▶ _WHAT YOU HAVE TO DO_: From the listing below, copy every line with the word "Data".

▶ _MATERIAL FOR THIS TASK_:
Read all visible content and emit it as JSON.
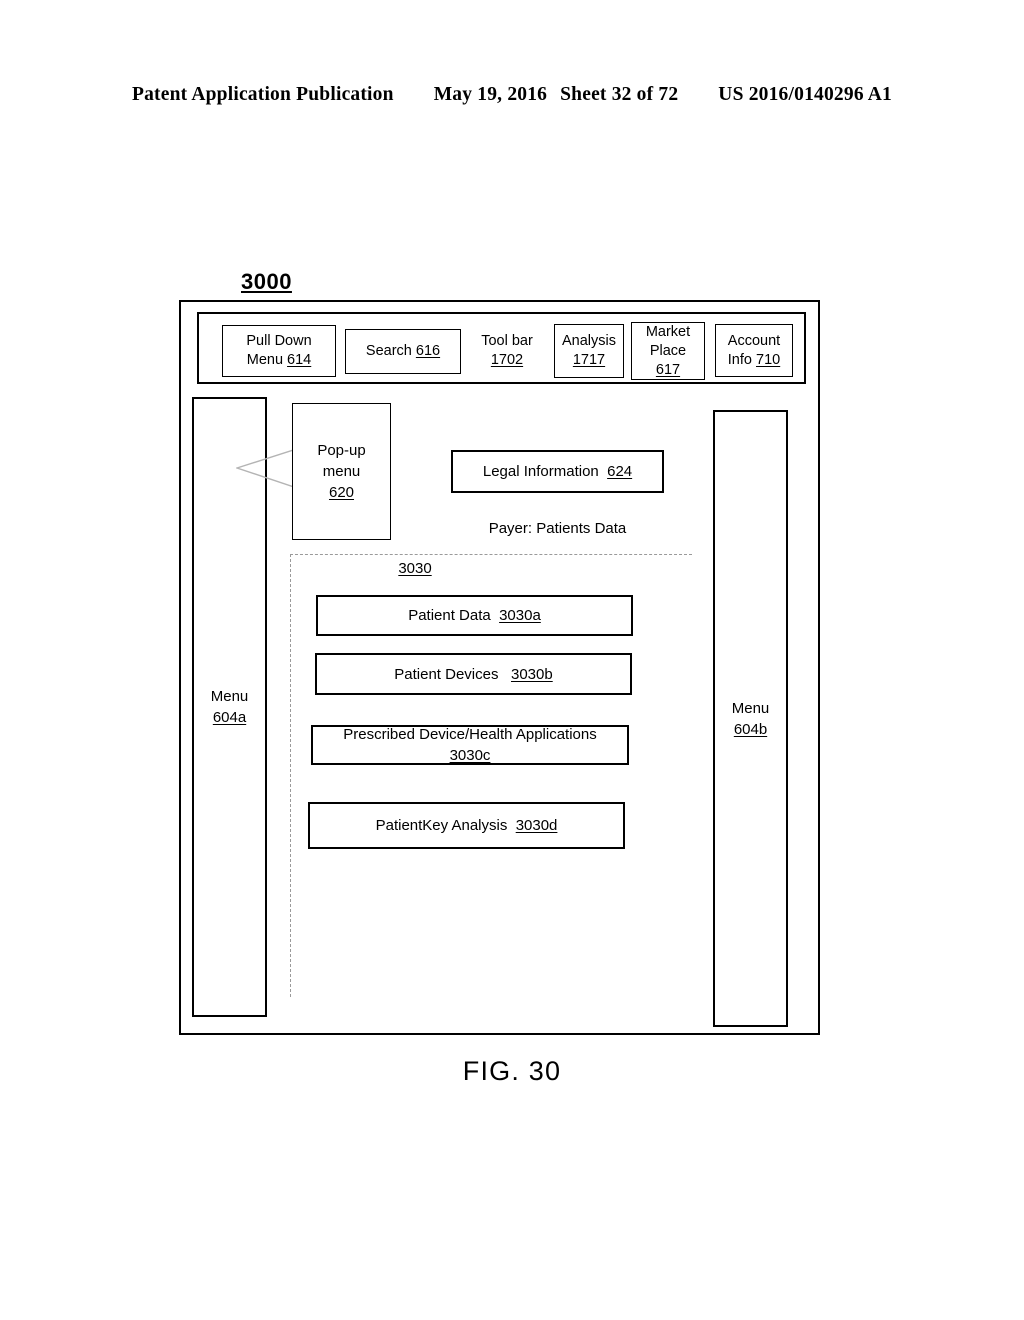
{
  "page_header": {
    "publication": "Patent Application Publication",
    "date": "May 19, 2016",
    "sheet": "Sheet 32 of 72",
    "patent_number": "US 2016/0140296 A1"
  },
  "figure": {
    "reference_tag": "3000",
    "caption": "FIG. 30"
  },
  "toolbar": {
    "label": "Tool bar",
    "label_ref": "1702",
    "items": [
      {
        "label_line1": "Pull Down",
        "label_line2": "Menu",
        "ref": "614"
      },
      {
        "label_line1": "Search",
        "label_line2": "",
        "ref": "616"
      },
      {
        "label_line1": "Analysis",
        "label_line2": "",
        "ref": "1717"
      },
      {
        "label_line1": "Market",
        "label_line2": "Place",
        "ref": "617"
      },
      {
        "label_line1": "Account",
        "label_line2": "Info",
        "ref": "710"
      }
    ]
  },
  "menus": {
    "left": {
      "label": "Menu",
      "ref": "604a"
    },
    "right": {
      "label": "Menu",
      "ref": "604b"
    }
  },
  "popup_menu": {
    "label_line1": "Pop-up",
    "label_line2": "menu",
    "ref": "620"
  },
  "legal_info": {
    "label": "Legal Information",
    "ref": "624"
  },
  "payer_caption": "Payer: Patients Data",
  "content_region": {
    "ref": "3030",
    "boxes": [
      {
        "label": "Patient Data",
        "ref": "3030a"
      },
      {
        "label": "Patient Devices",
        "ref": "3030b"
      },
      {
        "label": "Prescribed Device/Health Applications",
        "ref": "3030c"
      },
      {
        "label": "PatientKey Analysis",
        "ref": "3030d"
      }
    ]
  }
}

▶ _OUTPUT FOR THIS TASK_:
  "payer_caption": "Payer: Patients Data",
        "label": "Patient Data",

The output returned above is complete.